What County In New Jersey , based on above info, should I go to to start the Probate Process? Does it matter? She lived at Arden Court (Essex County), however some of her mail (Pension info etc) was sent toXXXXX where I live, some when to her .... - You would need to file in the county where she resided at the time of her death.
What is the Probate Process i.e., What Steps are Required? - The probate process in a situation such as this would be pretty simple. You would need an attorney to assist you in this regard. You would file a petition to probate the intestate (without a will) estate, asking to be named as the administrator of the estate. Once the court approves you, swears you in as administrator, and gives you "letters of administration", you can use those to transfer any accounts, assets, etc... into your name. You would also need to take care of any debts that she had at the time of her death. It's only complicated when there are a lot of assets and debts, and/or if there are a lot of individuals contesting the distribution of the assets.
What will the transfer costs on the properties be based on the above scenarios when I move the properties to My Name? - The realty transfer fee (RTF) does not apply to sales for less than $100, or those transactions made between husbands and wives or parents and children. Changing a deed to your name would not impose a realty transfer fee either. There are recording fees (around $10 or so) that depend on the county, so I would check with the county clerk of the county where the property is located.
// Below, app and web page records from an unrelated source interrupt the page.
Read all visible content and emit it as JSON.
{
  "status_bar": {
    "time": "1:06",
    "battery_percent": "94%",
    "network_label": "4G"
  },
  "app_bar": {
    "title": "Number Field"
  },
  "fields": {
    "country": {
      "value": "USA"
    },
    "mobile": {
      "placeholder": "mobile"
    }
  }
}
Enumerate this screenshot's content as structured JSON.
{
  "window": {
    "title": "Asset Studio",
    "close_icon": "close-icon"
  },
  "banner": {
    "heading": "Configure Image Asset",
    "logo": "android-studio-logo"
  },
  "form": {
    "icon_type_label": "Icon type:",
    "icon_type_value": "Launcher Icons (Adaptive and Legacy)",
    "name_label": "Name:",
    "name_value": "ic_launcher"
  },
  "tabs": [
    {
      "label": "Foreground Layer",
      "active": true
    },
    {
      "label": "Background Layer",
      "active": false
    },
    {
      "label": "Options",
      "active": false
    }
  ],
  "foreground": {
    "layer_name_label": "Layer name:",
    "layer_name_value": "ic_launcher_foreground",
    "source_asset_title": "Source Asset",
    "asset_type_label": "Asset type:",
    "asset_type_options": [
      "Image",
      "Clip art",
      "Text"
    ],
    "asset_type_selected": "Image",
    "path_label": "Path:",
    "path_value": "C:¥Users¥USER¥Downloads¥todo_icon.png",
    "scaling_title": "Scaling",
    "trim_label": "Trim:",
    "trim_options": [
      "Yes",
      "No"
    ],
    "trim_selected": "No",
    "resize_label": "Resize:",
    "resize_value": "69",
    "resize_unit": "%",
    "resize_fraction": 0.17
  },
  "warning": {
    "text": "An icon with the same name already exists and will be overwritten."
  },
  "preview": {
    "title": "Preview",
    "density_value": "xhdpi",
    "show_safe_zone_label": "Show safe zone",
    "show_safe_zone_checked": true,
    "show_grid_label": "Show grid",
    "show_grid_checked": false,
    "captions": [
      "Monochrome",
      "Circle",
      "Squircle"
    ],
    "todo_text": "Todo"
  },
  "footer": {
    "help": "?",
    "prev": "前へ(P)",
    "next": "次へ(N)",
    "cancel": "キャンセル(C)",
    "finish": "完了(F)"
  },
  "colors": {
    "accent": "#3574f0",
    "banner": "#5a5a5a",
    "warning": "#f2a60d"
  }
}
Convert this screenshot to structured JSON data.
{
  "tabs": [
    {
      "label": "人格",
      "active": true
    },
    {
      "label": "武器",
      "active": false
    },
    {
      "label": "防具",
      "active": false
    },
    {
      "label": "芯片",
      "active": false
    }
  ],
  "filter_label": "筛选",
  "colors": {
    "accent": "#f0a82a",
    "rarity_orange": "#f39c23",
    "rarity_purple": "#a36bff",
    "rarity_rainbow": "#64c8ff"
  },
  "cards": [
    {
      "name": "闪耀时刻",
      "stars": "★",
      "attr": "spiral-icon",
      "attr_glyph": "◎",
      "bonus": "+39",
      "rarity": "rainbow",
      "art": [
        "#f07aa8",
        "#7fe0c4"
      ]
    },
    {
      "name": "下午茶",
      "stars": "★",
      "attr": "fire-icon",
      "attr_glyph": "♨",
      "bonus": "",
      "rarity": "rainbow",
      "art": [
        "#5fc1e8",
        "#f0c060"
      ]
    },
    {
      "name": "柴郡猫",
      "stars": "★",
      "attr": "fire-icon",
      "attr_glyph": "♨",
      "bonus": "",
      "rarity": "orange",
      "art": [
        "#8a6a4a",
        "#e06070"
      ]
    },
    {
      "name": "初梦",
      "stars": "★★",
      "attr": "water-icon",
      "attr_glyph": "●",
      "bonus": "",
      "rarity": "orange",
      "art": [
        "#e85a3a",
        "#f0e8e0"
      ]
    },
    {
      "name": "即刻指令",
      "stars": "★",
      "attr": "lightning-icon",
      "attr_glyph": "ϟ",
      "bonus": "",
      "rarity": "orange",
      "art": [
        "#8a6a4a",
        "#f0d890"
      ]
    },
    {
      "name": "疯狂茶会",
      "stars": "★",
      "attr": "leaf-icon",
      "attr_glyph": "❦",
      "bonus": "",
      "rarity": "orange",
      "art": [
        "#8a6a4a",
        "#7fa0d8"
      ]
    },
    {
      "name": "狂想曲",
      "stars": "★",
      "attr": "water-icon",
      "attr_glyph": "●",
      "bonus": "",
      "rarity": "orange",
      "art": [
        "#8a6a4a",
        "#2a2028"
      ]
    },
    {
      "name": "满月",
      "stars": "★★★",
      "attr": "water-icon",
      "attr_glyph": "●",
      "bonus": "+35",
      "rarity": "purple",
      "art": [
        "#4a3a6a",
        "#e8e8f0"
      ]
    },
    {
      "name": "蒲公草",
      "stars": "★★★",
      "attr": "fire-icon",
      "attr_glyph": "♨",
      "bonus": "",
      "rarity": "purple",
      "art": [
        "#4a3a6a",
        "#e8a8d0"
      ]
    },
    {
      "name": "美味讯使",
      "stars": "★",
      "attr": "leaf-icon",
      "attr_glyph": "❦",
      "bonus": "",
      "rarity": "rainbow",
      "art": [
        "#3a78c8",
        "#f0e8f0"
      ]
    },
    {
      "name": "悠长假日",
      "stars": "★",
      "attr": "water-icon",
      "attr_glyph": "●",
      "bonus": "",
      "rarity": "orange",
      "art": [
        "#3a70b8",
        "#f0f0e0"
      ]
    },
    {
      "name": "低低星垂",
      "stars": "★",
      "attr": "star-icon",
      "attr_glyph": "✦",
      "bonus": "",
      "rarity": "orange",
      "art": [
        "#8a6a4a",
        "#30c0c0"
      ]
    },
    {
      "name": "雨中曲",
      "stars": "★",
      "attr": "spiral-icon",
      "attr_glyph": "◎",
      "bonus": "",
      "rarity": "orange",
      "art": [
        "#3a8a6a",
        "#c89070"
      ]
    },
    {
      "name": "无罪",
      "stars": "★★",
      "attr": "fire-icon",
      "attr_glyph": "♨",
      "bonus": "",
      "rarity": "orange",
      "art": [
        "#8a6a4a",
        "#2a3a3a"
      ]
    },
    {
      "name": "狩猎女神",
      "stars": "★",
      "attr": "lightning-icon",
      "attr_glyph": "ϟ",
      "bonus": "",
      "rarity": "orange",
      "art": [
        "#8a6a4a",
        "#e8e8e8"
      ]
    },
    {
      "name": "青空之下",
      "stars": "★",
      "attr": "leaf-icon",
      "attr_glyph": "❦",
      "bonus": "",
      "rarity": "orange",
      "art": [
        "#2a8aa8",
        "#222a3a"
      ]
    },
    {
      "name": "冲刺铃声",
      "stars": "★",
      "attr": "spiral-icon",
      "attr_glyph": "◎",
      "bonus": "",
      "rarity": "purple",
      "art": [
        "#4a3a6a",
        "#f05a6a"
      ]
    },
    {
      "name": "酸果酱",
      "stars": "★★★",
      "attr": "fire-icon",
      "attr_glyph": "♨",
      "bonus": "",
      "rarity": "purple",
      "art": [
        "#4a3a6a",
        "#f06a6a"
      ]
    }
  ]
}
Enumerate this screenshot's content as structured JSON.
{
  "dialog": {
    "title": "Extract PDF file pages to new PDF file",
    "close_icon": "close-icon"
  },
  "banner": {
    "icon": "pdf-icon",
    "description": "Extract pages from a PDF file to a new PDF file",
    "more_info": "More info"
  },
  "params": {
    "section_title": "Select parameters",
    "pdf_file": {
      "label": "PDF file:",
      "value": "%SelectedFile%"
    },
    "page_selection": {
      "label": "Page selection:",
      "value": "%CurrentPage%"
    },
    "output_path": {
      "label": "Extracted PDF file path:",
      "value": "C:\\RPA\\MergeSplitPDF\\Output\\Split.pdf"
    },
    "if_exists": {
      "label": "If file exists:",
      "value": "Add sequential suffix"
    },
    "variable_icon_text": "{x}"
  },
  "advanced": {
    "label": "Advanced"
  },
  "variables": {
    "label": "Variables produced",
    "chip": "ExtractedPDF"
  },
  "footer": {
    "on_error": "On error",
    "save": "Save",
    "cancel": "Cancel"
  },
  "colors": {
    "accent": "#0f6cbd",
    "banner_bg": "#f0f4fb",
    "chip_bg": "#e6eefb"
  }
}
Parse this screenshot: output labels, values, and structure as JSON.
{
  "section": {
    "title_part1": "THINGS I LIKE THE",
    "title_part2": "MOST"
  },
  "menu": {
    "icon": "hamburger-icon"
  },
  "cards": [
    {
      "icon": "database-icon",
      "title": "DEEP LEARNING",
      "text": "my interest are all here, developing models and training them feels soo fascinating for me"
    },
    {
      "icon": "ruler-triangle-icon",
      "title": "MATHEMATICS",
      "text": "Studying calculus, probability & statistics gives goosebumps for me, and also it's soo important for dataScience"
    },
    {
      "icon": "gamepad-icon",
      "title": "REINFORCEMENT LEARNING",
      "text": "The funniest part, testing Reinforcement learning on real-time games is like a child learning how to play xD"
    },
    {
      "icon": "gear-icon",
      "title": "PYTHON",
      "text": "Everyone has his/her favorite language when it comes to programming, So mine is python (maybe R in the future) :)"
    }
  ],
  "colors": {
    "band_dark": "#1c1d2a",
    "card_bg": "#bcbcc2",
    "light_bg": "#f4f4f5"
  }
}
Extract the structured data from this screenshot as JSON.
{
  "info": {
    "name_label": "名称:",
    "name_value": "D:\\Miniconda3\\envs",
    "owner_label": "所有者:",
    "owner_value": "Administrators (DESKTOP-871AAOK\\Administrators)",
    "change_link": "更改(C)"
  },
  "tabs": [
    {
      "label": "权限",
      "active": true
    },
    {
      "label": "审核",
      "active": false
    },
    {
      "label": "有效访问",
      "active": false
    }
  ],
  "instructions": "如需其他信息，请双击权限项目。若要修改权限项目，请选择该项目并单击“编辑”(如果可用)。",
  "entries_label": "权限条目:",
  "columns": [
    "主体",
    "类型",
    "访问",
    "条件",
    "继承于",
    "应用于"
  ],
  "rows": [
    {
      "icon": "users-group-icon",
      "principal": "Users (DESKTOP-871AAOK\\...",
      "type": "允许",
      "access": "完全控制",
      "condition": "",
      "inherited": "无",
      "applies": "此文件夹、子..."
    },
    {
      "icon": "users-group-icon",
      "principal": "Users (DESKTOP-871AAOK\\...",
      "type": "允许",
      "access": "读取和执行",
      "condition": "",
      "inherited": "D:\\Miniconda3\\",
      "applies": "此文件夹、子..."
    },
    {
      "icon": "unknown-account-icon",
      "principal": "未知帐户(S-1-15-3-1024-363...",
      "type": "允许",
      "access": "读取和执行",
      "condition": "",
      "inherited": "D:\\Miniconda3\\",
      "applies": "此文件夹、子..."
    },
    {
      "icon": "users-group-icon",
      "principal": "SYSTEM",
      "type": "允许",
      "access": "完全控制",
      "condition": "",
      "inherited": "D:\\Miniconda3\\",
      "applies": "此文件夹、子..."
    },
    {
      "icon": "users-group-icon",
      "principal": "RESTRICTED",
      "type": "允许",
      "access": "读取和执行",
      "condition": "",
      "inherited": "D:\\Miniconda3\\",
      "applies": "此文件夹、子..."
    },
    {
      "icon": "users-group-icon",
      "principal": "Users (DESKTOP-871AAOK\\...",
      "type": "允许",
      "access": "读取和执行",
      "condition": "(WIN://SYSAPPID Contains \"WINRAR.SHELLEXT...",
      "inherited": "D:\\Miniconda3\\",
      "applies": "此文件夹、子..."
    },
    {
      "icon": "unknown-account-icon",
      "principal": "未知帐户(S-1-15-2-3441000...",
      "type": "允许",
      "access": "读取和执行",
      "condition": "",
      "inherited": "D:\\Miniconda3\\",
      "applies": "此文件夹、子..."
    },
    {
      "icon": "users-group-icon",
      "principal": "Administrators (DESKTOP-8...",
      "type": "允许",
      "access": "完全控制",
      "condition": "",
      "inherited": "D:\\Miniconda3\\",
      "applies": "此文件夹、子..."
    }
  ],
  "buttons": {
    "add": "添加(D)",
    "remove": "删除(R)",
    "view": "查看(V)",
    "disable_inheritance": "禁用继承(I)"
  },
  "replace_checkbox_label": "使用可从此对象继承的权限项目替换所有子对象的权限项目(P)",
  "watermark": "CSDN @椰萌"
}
Note: I am assuming I want have to pay estate tax in New Jersey based on the values outlined above , AM i Correct? Actually, probably not. New Jersey collects both an inheritance tax and its own estate tax, separate from the federal estate tax. Under current law, estates with a total value of more than $675,000 are subject to the New Jersey estate tax. The governor, however, has proposed raising the exemption to $1 million.
There is also an inheritance tax in New Jersey. It’s different from the estate tax because it applies to estates of any size, but the tax rate is based on how closely each inheritor is related to the deceased person. Class A beneficiaries are exempt from the inheritance tax. They includes the deceased person’s:
- spouse, domestic partner, or civil union partner
- parent or grandparent
- child (biological, adopted, or mutually acknowledged)
- stepchild (but not step grandchild or great-step grandchild)
- grandchild or other lineal descendant of a child
As such, since the only property subject to the transfer would be the property that you hold in common with her, and it would only be half of that value (since you own the other half) it most likely would be under this $675000 limit for taxes. And no inheritance taxes would be owed.
She alluded to a Will in a safety deposit box that she might have created in 1978, I wouldn't know how to find it? Any Suggestions? - That's hard to say. Once you're named as administrator of the estate, you can take the letters of administration to her bank, etc... and see if they have a safe deposit box in her name. But until you do have one, go on the assumption that she did not have a current, valid will.
Assuming I am the Beneficiary of that will, What is the difference in terms of taxes ramifications if the WIll leaves everything to me or if, or, assuming no will, If I go probate? No difference. A will is an expression of intent upon death, but if there is no will, then the property would pass under state laws of "intestate administration", which essentially means that it goes to a spouse in full or part, and if no spouse, then to children.
Are there Probate Costs In New Jersey? There are costs to file for probate, yes, which vary from county to county. These typically run $200 to $300, but additional fees could be added if you need to give notice, etc... Your attorney can assist in that regard.
Are there any other questions That I am not thinking of? Not off the top of my head.
Hope that clears things up a bit. If you have any other questions, please let me know. If not, and you have not yet, please rate my answer AND press the "submit" button, if applicable. Please note that I don't get any credit for my answer unless and until you rate it a 3, 4, 5 (good or better). Thank you, XXXXX XXXXX luck to you!